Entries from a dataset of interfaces

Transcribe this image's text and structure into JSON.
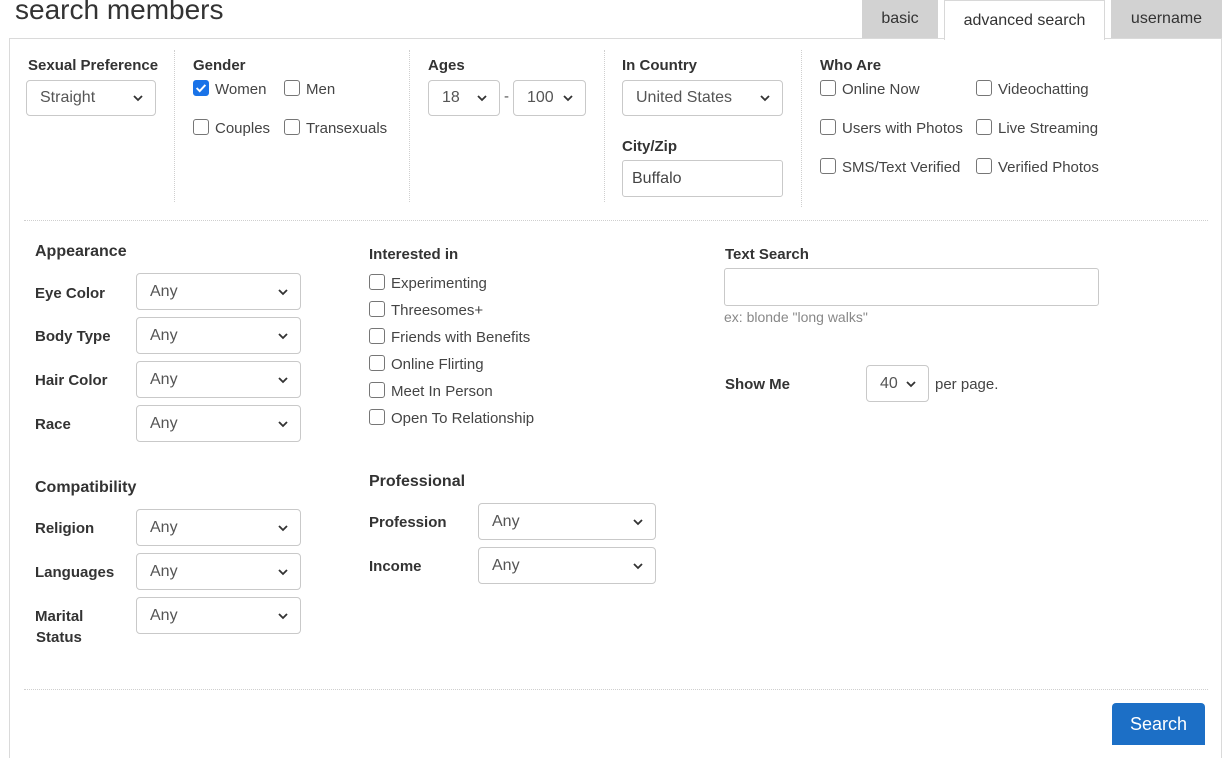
{
  "header": {
    "title": "search members",
    "tabs": [
      {
        "label": "basic",
        "active": false
      },
      {
        "label": "advanced search",
        "active": true
      },
      {
        "label": "username",
        "active": false
      }
    ]
  },
  "top": {
    "sexual_preference": {
      "label": "Sexual Preference",
      "value": "Straight"
    },
    "gender": {
      "label": "Gender",
      "options": [
        {
          "label": "Women",
          "checked": true
        },
        {
          "label": "Men",
          "checked": false
        },
        {
          "label": "Couples",
          "checked": false
        },
        {
          "label": "Transexuals",
          "checked": false
        }
      ]
    },
    "ages": {
      "label": "Ages",
      "min": "18",
      "separator": "-",
      "max": "100"
    },
    "country": {
      "label": "In Country",
      "value": "United States"
    },
    "city": {
      "label": "City/Zip",
      "value": "Buffalo"
    },
    "who_are": {
      "label": "Who Are",
      "options": [
        {
          "label": "Online Now",
          "checked": false
        },
        {
          "label": "Videochatting",
          "checked": false
        },
        {
          "label": "Users with Photos",
          "checked": false
        },
        {
          "label": "Live Streaming",
          "checked": false
        },
        {
          "label": "SMS/Text Verified",
          "checked": false
        },
        {
          "label": "Verified Photos",
          "checked": false
        }
      ]
    }
  },
  "appearance": {
    "heading": "Appearance",
    "fields": [
      {
        "label": "Eye Color",
        "value": "Any"
      },
      {
        "label": "Body Type",
        "value": "Any"
      },
      {
        "label": "Hair Color",
        "value": "Any"
      },
      {
        "label": "Race",
        "value": "Any"
      }
    ]
  },
  "compatibility": {
    "heading": "Compatibility",
    "fields": [
      {
        "label": "Religion",
        "value": "Any"
      },
      {
        "label": "Languages",
        "value": "Any"
      },
      {
        "label_line1": "Marital",
        "label_line2": "Status",
        "value": "Any"
      }
    ]
  },
  "interested_in": {
    "heading": "Interested in",
    "options": [
      {
        "label": "Experimenting",
        "checked": false
      },
      {
        "label": "Threesomes+",
        "checked": false
      },
      {
        "label": "Friends with Benefits",
        "checked": false
      },
      {
        "label": "Online Flirting",
        "checked": false
      },
      {
        "label": "Meet In Person",
        "checked": false
      },
      {
        "label": "Open To Relationship",
        "checked": false
      }
    ]
  },
  "professional": {
    "heading": "Professional",
    "fields": [
      {
        "label": "Profession",
        "value": "Any"
      },
      {
        "label": "Income",
        "value": "Any"
      }
    ]
  },
  "text_search": {
    "heading": "Text Search",
    "value": "",
    "hint": "ex: blonde \"long walks\""
  },
  "show_me": {
    "label": "Show Me",
    "value": "40",
    "suffix": "per page."
  },
  "search_button": {
    "label": "Search"
  },
  "colors": {
    "accent": "#1c6fc6",
    "checkbox_checked": "#1a73e8",
    "tab_inactive": "#d2d2d2"
  }
}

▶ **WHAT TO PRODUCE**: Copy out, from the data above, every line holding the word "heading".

▶ **RESULT FOR THIS TASK**:
    "heading": "Appearance",
    "heading": "Compatibility",
    "heading": "Interested in",
    "heading": "Professional",
    "heading": "Text Search",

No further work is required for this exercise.